Patisserie has always been a culinary art form. What are some of the hardest skills to master?

Personally, I find the irreversible chemistry of baking bread and croissants using sourdough somehow magic and thrilling and consequently a very interesting art form by itself whereas the meticulousness of baking cakes that only really implies a strong rectitude when it comes to meticulously follow step by step a precise recipe is more like fine engineering. 

Maison Lissajoux - Boulangerie-Pâtisserie
Maison Lissajoux - Boulangerie-Pâtisserie

When it comes to eating rather than making what is your favourite pastry?

I’m particularly proud of the Villanelle, one of the cakes of my collection (again, some will see an ode to fashion!), a fresh ginger financier biscuit, with some organic rose mascarpone chantilly and a rose-ginger swirl topping. It’s not for everyone but it’s my favourite. I love its subtle rose-ginger combination, complexe textures and its whole nostalgic aesthetics.

You hope to have some collaborations with fellow RCA alumni at Maison Lissajoux. Can you tell us about any future projects?

Indeed, I hope to have some interesting collaborations with fellow RCA alumni or students at Maison Lissajoux in the future. Especially with weavers since Daisy, my George Wood dobby loom is ready to work upstairs, in the boudoir that leads to the roof terrace. 

On that particular note, I only recently noticed that one of my most successful collaborations while studying at the Royal College of Art (I had to make a handbag with my weaves) was with Alison Dunlop, a super talented accessories student who ended up creating a wonderful cake business in the UK, A.R.D Bakery, designing some unbelievably cool pieces. 

Also, another talented fellow RCA alumni kindly helped me when furnishing the outdoor spaces of the shop, especially my rooftop. It’s Martino Gamper, product designer.

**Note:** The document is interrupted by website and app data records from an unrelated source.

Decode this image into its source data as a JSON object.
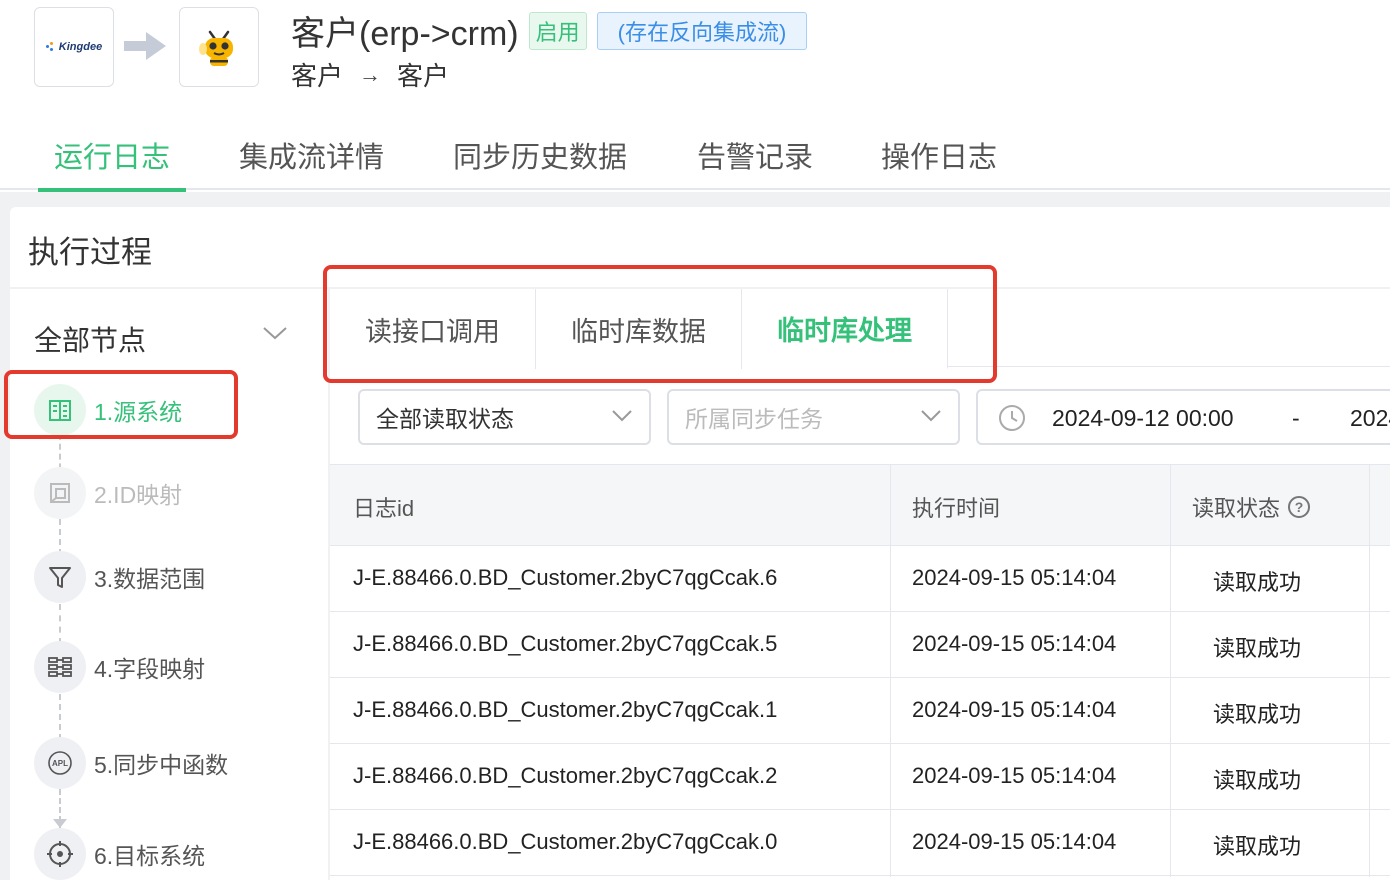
{
  "header": {
    "source_logo_text": "Kingdee",
    "title": "客户(erp->crm)",
    "status_tag": "启用",
    "reverse_tag": "(存在反向集成流)",
    "subtitle_source": "客户",
    "subtitle_arrow": "→",
    "subtitle_target": "客户"
  },
  "tabs": [
    {
      "label": "运行日志",
      "active": true
    },
    {
      "label": "集成流详情",
      "active": false
    },
    {
      "label": "同步历史数据",
      "active": false
    },
    {
      "label": "告警记录",
      "active": false
    },
    {
      "label": "操作日志",
      "active": false
    }
  ],
  "section": {
    "title": "执行过程"
  },
  "sidebar": {
    "all_nodes_label": "全部节点",
    "nodes": [
      {
        "label": "1.源系统",
        "icon": "building-icon",
        "state": "active"
      },
      {
        "label": "2.ID映射",
        "icon": "id-mapping-icon",
        "state": "disabled"
      },
      {
        "label": "3.数据范围",
        "icon": "filter-icon",
        "state": "normal"
      },
      {
        "label": "4.字段映射",
        "icon": "field-mapping-icon",
        "state": "normal"
      },
      {
        "label": "5.同步中函数",
        "icon": "apl-icon",
        "state": "normal"
      },
      {
        "label": "6.目标系统",
        "icon": "target-icon",
        "state": "normal"
      }
    ]
  },
  "subtabs": [
    {
      "label": "读接口调用",
      "active": false
    },
    {
      "label": "临时库数据",
      "active": false
    },
    {
      "label": "临时库处理",
      "active": true
    }
  ],
  "filters": {
    "read_status": "全部读取状态",
    "sync_task_placeholder": "所属同步任务",
    "date_start": "2024-09-12 00:00",
    "date_separator": "-",
    "date_end": "2024"
  },
  "table": {
    "columns": [
      "日志id",
      "执行时间",
      "读取状态"
    ],
    "rows": [
      [
        "J-E.88466.0.BD_Customer.2byC7qgCcak.6",
        "2024-09-15 05:14:04",
        "读取成功"
      ],
      [
        "J-E.88466.0.BD_Customer.2byC7qgCcak.5",
        "2024-09-15 05:14:04",
        "读取成功"
      ],
      [
        "J-E.88466.0.BD_Customer.2byC7qgCcak.1",
        "2024-09-15 05:14:04",
        "读取成功"
      ],
      [
        "J-E.88466.0.BD_Customer.2byC7qgCcak.2",
        "2024-09-15 05:14:04",
        "读取成功"
      ],
      [
        "J-E.88466.0.BD_Customer.2byC7qgCcak.0",
        "2024-09-15 05:14:04",
        "读取成功"
      ]
    ]
  },
  "colors": {
    "accent": "#35c17a",
    "highlight": "#e4392d",
    "info": "#3a8ee6"
  }
}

His colourful pieces give just the right hint of colour in specific spots of the venue, but also are incredibly practical and sturdy. Martino and his team have been a real joy to work with. 

Interview by: Lisa Pierre

Date:  May 2022

Tags: alumni_storiesgenerationrca 

"Designing croissants, breads and cakes every day is somehow very similar to high-end fashion when the final product is put on display, at a particular price and must hit the wow factor but also sales performance targets. My customers are pretty savvy when it comes to quality ingredients and find comfort in my products. Then, I can’t disappoint. The final product must look great, staged in the best setting possible for the customer to leave the shop happy." Nicolas Lissajoux
Nicolas Lissajoux
Nicolas Lissajoux